- Treat vehicles and farm machinery. Wash down vehicles first before moving from areas where the weed occurs to those weed-free. Wash to remove soil and seed. Also, ensure seeds are not carried on clothes between infested and 'clean' areas.
It is best to slash or burn the giant sensitive plants and then apply herbicide to the regrowth. Herbicides registered in Australia are: dicamba; fluroxypyr; glufosinate-ammonium. In Fiji, glyphosate.
Note, EU approval to use glyphosate ends in December 2022.
When using a pesticide, always wear protective clothing and follow the instructions on the product label, such as dosage, timing of application, and pre-harvest interval. Recommendations will vary with the crop and system of cultivation. Expert advice on the most appropriate herbicides to use should always be sought from local agricultural authorities.
AUTHORS Grahame Jackson, Aradhana Deesh & Mani Mua
Adapted from Giant sensitive weed (Mimosa diplotricha) (2018) Weeds of SE Qld and Northern NSW. Lucidcentral. (https://www.lucidcentral.org/editors-pick-animal-and-plant-identification-keys/key-to-weeds-of-se-qld-and-northern-nsw); and additional information from 1Waterhouse DF, Norris KR (1987) Mimosa invissa Martius ex Colla. Biological Control Pacific Prospects. Inkata Press, Melbourne; and CABI (2019) Mimosa diplotricha (giant sensitive plant). Crop Protection Compendium. (https://www.cabi.org/cpc/restricted/?target=%2fcpc%2fdatasheet%2f34196); and from DAF (2020) Giant sensitive plant Mimosa diplotricha (=Mimosa invisa). The State of Queensland. (hhttps://www.daf.qld.gov.au/__data/assets/pdf_file/0017/67121/giant-sensitive-plant.pdf). Photo 1 Obsidian Soul Giant_false_sensitive_plant_(Mimosa_diplotricha)_from_Mindanao,_Philippines_1. Photo 4 Challiyan at ml.wikipedia.

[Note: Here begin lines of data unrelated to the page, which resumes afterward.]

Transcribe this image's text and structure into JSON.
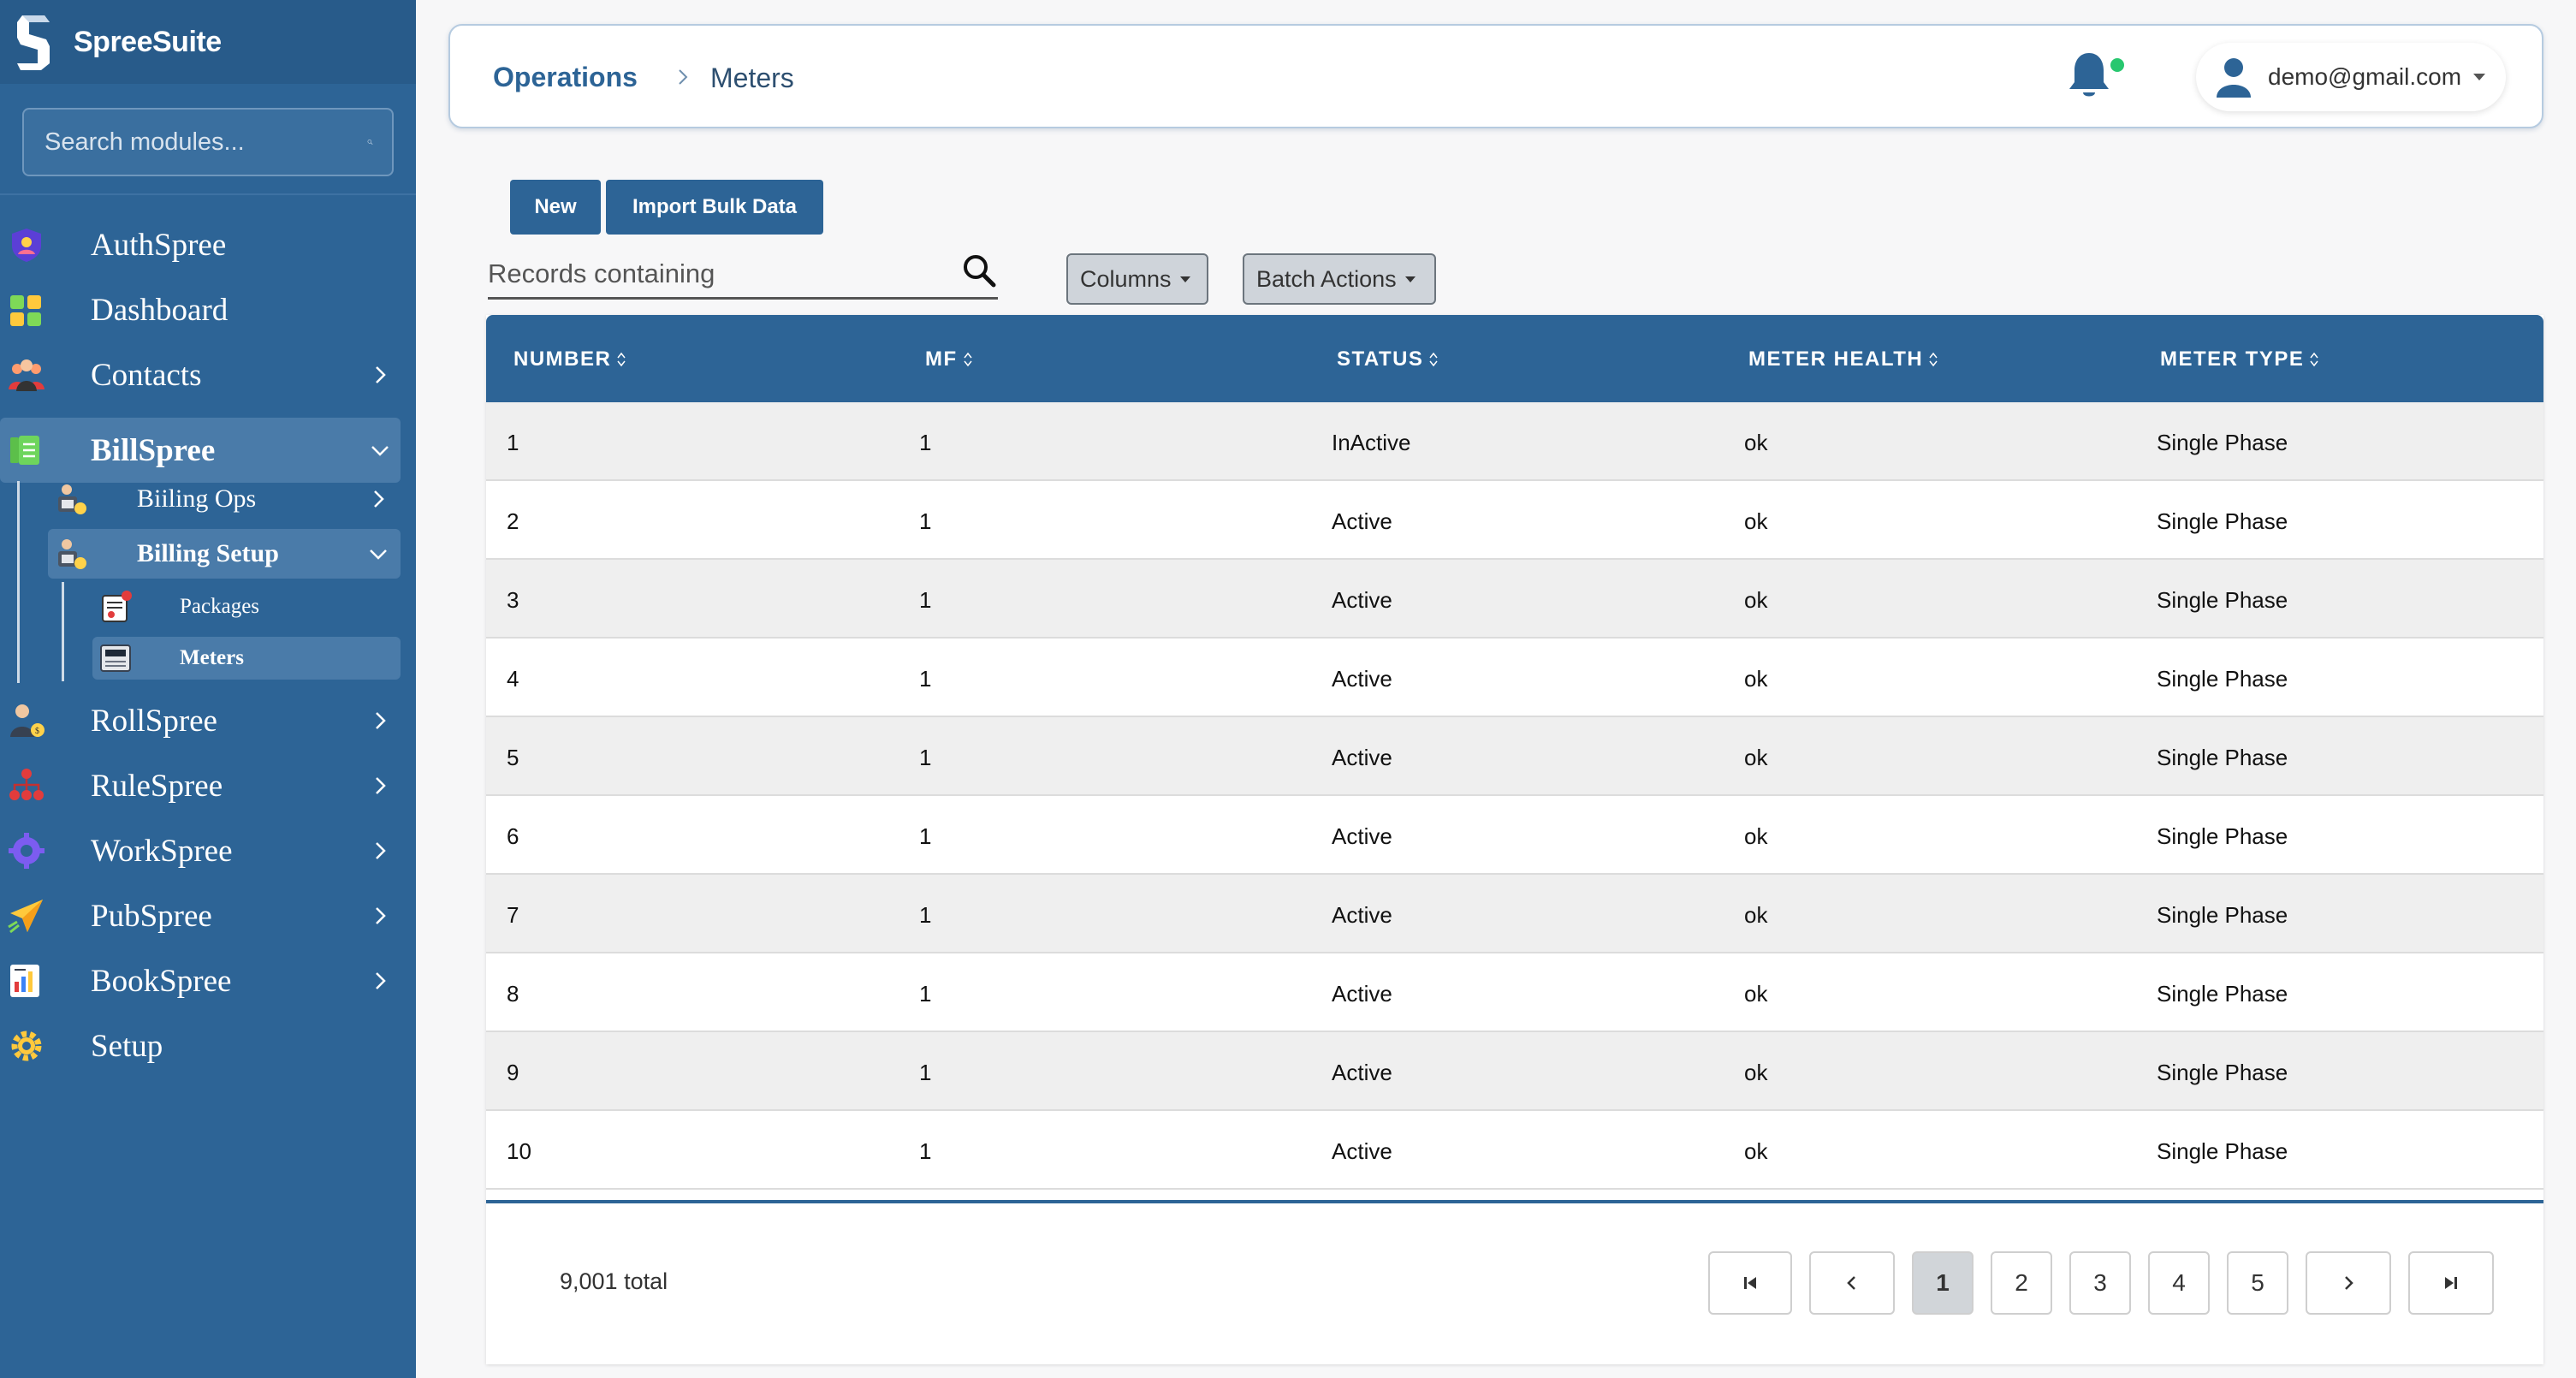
{
  "app": {
    "name": "SpreeSuite"
  },
  "sidebar": {
    "search_placeholder": "Search modules...",
    "items": [
      {
        "label": "AuthSpree",
        "icon": "shield-user-icon",
        "expandable": false
      },
      {
        "label": "Dashboard",
        "icon": "dashboard-grid-icon",
        "expandable": false
      },
      {
        "label": "Contacts",
        "icon": "people-group-icon",
        "expandable": true
      },
      {
        "label": "BillSpree",
        "icon": "bill-document-icon",
        "expandable": true,
        "expanded": true
      },
      {
        "label": "RollSpree",
        "icon": "payroll-person-icon",
        "expandable": true
      },
      {
        "label": "RuleSpree",
        "icon": "hierarchy-icon",
        "expandable": true
      },
      {
        "label": "WorkSpree",
        "icon": "workers-gear-icon",
        "expandable": true
      },
      {
        "label": "PubSpree",
        "icon": "paper-plane-icon",
        "expandable": true
      },
      {
        "label": "BookSpree",
        "icon": "ledger-chart-icon",
        "expandable": true
      },
      {
        "label": "Setup",
        "icon": "gear-icon",
        "expandable": false
      }
    ],
    "billspree_children": [
      {
        "label": "Biiling Ops",
        "icon": "billing-ops-icon",
        "expandable": true
      },
      {
        "label": "Billing Setup",
        "icon": "billing-setup-icon",
        "expandable": true,
        "expanded": true
      }
    ],
    "billing_setup_children": [
      {
        "label": "Packages",
        "icon": "package-icon"
      },
      {
        "label": "Meters",
        "icon": "meter-device-icon",
        "active": true
      }
    ]
  },
  "header": {
    "breadcrumb": [
      "Operations",
      "Meters"
    ],
    "user_email": "demo@gmail.com",
    "notification_dot_color": "#28c76f"
  },
  "toolbar": {
    "new_label": "New",
    "import_label": "Import Bulk Data",
    "search_placeholder": "Records containing",
    "columns_label": "Columns",
    "batch_label": "Batch Actions"
  },
  "table": {
    "columns": [
      "NUMBER",
      "MF",
      "STATUS",
      "METER HEALTH",
      "METER TYPE"
    ],
    "rows": [
      [
        "1",
        "1",
        "InActive",
        "ok",
        "Single Phase"
      ],
      [
        "2",
        "1",
        "Active",
        "ok",
        "Single Phase"
      ],
      [
        "3",
        "1",
        "Active",
        "ok",
        "Single Phase"
      ],
      [
        "4",
        "1",
        "Active",
        "ok",
        "Single Phase"
      ],
      [
        "5",
        "1",
        "Active",
        "ok",
        "Single Phase"
      ],
      [
        "6",
        "1",
        "Active",
        "ok",
        "Single Phase"
      ],
      [
        "7",
        "1",
        "Active",
        "ok",
        "Single Phase"
      ],
      [
        "8",
        "1",
        "Active",
        "ok",
        "Single Phase"
      ],
      [
        "9",
        "1",
        "Active",
        "ok",
        "Single Phase"
      ],
      [
        "10",
        "1",
        "Active",
        "ok",
        "Single Phase"
      ]
    ]
  },
  "pagination": {
    "total_text": "9,001 total",
    "pages": [
      "1",
      "2",
      "3",
      "4",
      "5"
    ],
    "current_page": "1"
  },
  "colors": {
    "brand": "#2d6496",
    "sidebar": "#2d6496",
    "active_nav": "#4a7ba9",
    "row_alt": "#efefef"
  }
}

Photo 5 Ks.mini Giant Sensitive plant Name Mimosa diplotricha Family Fabaceae.
Produced with support from the Australian Centre for International Agricultural Research under project HORT/2016/185: Responding to emerging pest and disease threats to horticulture in the Pacific islands, implemented by the University of Queensland, in association with the Pacific Community and Koronivia Research Station, Ministry of Agriculture, Fiji.